__Exercise instructions__
Hand back all of the records exactly as they read.
[Start of Attachment]
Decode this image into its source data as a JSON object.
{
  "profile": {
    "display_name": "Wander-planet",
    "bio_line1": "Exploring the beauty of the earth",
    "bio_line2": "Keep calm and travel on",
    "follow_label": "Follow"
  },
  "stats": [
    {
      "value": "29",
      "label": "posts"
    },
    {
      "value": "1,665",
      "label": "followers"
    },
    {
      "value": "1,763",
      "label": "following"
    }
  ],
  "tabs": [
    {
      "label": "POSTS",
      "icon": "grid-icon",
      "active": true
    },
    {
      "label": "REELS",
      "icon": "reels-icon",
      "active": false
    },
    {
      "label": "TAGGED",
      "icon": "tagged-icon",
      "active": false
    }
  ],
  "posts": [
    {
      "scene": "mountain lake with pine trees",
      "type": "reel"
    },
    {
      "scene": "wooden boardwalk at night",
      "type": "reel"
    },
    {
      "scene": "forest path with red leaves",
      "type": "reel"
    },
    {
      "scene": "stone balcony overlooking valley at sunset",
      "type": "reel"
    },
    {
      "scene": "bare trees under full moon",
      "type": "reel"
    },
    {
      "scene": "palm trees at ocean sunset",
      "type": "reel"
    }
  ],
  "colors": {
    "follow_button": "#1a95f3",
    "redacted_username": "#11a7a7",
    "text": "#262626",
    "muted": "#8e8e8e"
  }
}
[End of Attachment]
__Response to the exercise__
Decode this image into its source data as a JSON object.
{
  "profile": {
    "display_name": "Wander-planet",
    "bio_line1": "Exploring the beauty of the earth",
    "bio_line2": "Keep calm and travel on",
    "follow_label": "Follow"
  },
  "stats": [
    {
      "value": "29",
      "label": "posts"
    },
    {
      "value": "1,665",
      "label": "followers"
    },
    {
      "value": "1,763",
      "label": "following"
    }
  ],
  "tabs": [
    {
      "label": "POSTS",
      "icon": "grid-icon",
      "active": true
    },
    {
      "label": "REELS",
      "icon": "reels-icon",
      "active": false
    },
    {
      "label": "TAGGED",
      "icon": "tagged-icon",
      "active": false
    }
  ],
  "posts": [
    {
      "scene": "mountain lake with pine trees",
      "type": "reel"
    },
    {
      "scene": "wooden boardwalk at night",
      "type": "reel"
    },
    {
      "scene": "forest path with red leaves",
      "type": "reel"
    },
    {
      "scene": "stone balcony overlooking valley at sunset",
      "type": "reel"
    },
    {
      "scene": "bare trees under full moon",
      "type": "reel"
    },
    {
      "scene": "palm trees at ocean sunset",
      "type": "reel"
    }
  ],
  "colors": {
    "follow_button": "#1a95f3",
    "redacted_username": "#11a7a7",
    "text": "#262626",
    "muted": "#8e8e8e"
  }
}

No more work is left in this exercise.